Of course you’re nervous. Starting a new job is like the very first day at school. You stress over what to wear, you’ve no friends and you’re terrified of messing up. You’ve got to have a sense of humour about it. So, with that in mind, here are some of the hilarious mistakes that everyone makes in their new job.
You will introduce yourself to someone you have already met
Oh God, the cringe. It’s so embarrassing that it almost hurts. About a week or two into your new job you’ll probably introduce yourself to someone you’ve met before.

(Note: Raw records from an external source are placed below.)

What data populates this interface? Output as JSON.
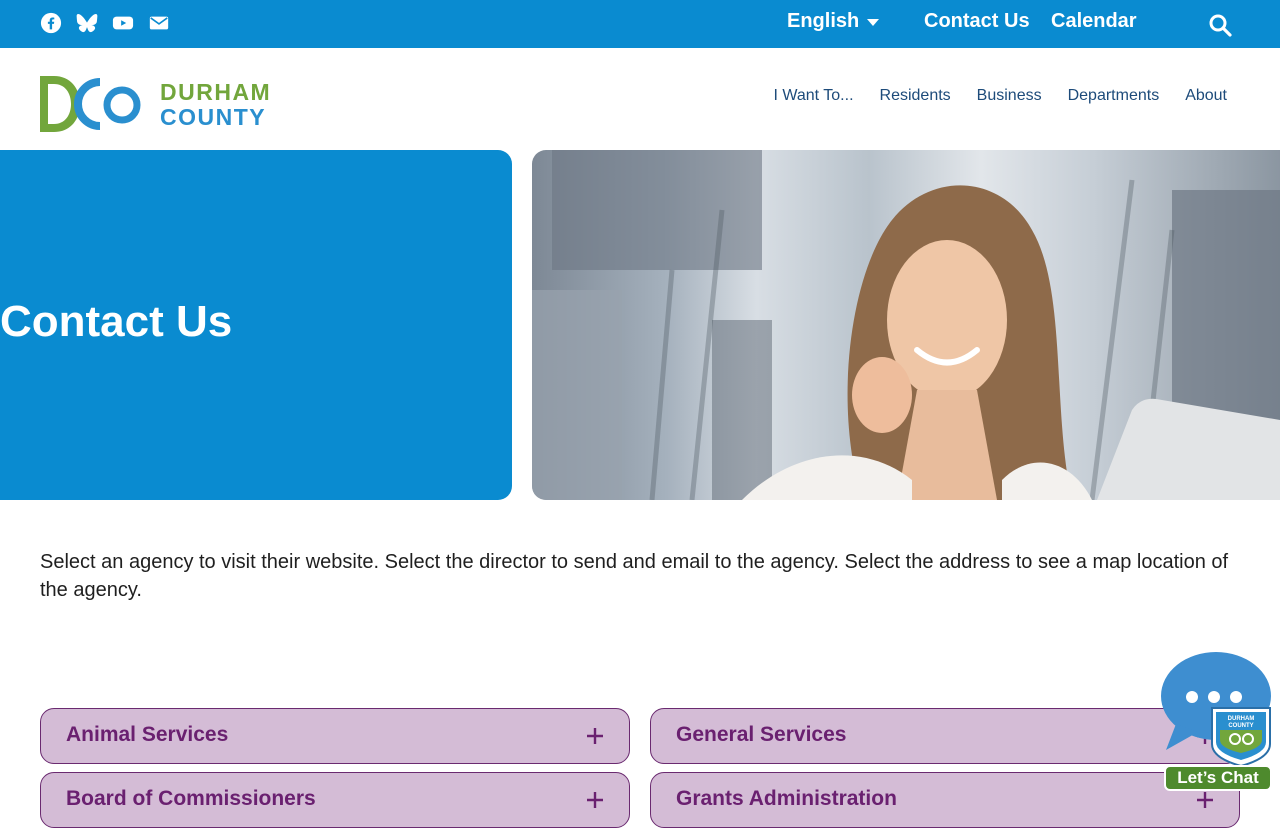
{
  "topbar": {
    "social_icons": [
      "facebook-icon",
      "bluesky-icon",
      "youtube-icon",
      "email-icon"
    ],
    "language": "English",
    "links": [
      "Contact Us",
      "Calendar"
    ],
    "search_icon": "search-icon"
  },
  "header": {
    "logo": {
      "mark": "DCO",
      "line1": "DURHAM",
      "line2": "COUNTY"
    },
    "nav": [
      "I Want To...",
      "Residents",
      "Business",
      "Departments",
      "About"
    ]
  },
  "hero": {
    "title": "Contact Us"
  },
  "intro": "Select an agency to visit their website. Select the director to send and email to the agency. Select the address to see a map location of the agency.",
  "accordion": [
    "Animal Services",
    "General Services",
    "Board of Commissioners",
    "Grants Administration"
  ],
  "chat": {
    "label": "Let’s Chat",
    "badge_line1": "DURHAM",
    "badge_line2": "COUNTY"
  },
  "colors": {
    "brand_blue": "#0a8bd0",
    "brand_green": "#72a63c",
    "accordion_bg": "#d4bcd6",
    "accordion_text": "#6a2070"
  }
}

It will usually be someone quite senior and it will probably happen at the worst possible time like in the middle of an important meeting. Hopefully, they will be kind enough to ignore your error and simply continue.
You won’t know who Brian is.
At some stage during your first month, someone will ask you to give a letter to Brian in accounts. You have no idea who Brian is, where he sits, or what he looks like. After a 20-minute long LinkedIn stalk, you will find out that Brian, in fact, works in the London office. All that panic for nothing. Oh well.
You’ll drink out of the wrong mug
Oh uh, big mistake. Everyone knows that your colleagues each have their own favourite mug that they have been using for months, if not years. If you’re unlucky enough to pick the wrong mug then be prepared to meet their wrath. Choose carefully.
You’ll overdo it at your first office drinks
Maybe it’s the nerves, maybe it’s the free booze, who really knows? The newbie always has a bit of a reputation for going too hard during their first Thursday night drinks session. You’ve been warned.
You will completely misjudge the lunch culture
You will either end up sitting completely alone in the lunch room with your sad little packed lunch while everyone else goes out for a slap-up meal or you’ll feel like a peasant with your Tesco meal deal while everyone else produces gourmet ”leftovers” from last night in glamorous Tupperware boxes. It takes time.
You’ll make a horrendously inappropriate joke
At the worst possible time. You’re not an asshole, it’s merely the nerves taking over but your colleagues won’t let you live it down for a long, long time to come. Prepare for them to tell it to every new starter for at least a year. You might as well accept it.